Work item: The entries that follow should be duplicated in full, without a single alteration.

** Opening Records supplied block **

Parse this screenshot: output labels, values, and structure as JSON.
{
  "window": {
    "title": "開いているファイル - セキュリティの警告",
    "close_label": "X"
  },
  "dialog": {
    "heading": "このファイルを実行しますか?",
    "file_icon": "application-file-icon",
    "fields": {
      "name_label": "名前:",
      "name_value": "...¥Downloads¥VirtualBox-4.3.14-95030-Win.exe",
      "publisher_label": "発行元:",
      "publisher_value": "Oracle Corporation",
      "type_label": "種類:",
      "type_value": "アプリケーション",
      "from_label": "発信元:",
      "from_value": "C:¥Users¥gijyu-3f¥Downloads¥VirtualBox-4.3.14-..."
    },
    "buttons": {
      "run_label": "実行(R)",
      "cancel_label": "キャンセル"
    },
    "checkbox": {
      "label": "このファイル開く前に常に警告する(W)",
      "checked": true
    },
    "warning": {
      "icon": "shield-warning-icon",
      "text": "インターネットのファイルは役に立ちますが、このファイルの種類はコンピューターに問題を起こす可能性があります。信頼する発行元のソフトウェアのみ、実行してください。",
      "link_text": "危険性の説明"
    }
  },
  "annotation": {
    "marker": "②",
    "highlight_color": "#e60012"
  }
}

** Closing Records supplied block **

Task response:
Parse this screenshot: output labels, values, and structure as JSON.
{
  "window": {
    "title": "開いているファイル - セキュリティの警告",
    "close_label": "X"
  },
  "dialog": {
    "heading": "このファイルを実行しますか?",
    "file_icon": "application-file-icon",
    "fields": {
      "name_label": "名前:",
      "name_value": "...¥Downloads¥VirtualBox-4.3.14-95030-Win.exe",
      "publisher_label": "発行元:",
      "publisher_value": "Oracle Corporation",
      "type_label": "種類:",
      "type_value": "アプリケーション",
      "from_label": "発信元:",
      "from_value": "C:¥Users¥gijyu-3f¥Downloads¥VirtualBox-4.3.14-..."
    },
    "buttons": {
      "run_label": "実行(R)",
      "cancel_label": "キャンセル"
    },
    "checkbox": {
      "label": "このファイル開く前に常に警告する(W)",
      "checked": true
    },
    "warning": {
      "icon": "shield-warning-icon",
      "text": "インターネットのファイルは役に立ちますが、このファイルの種類はコンピューターに問題を起こす可能性があります。信頼する発行元のソフトウェアのみ、実行してください。",
      "link_text": "危険性の説明"
    }
  },
  "annotation": {
    "marker": "②",
    "highlight_color": "#e60012"
  }
}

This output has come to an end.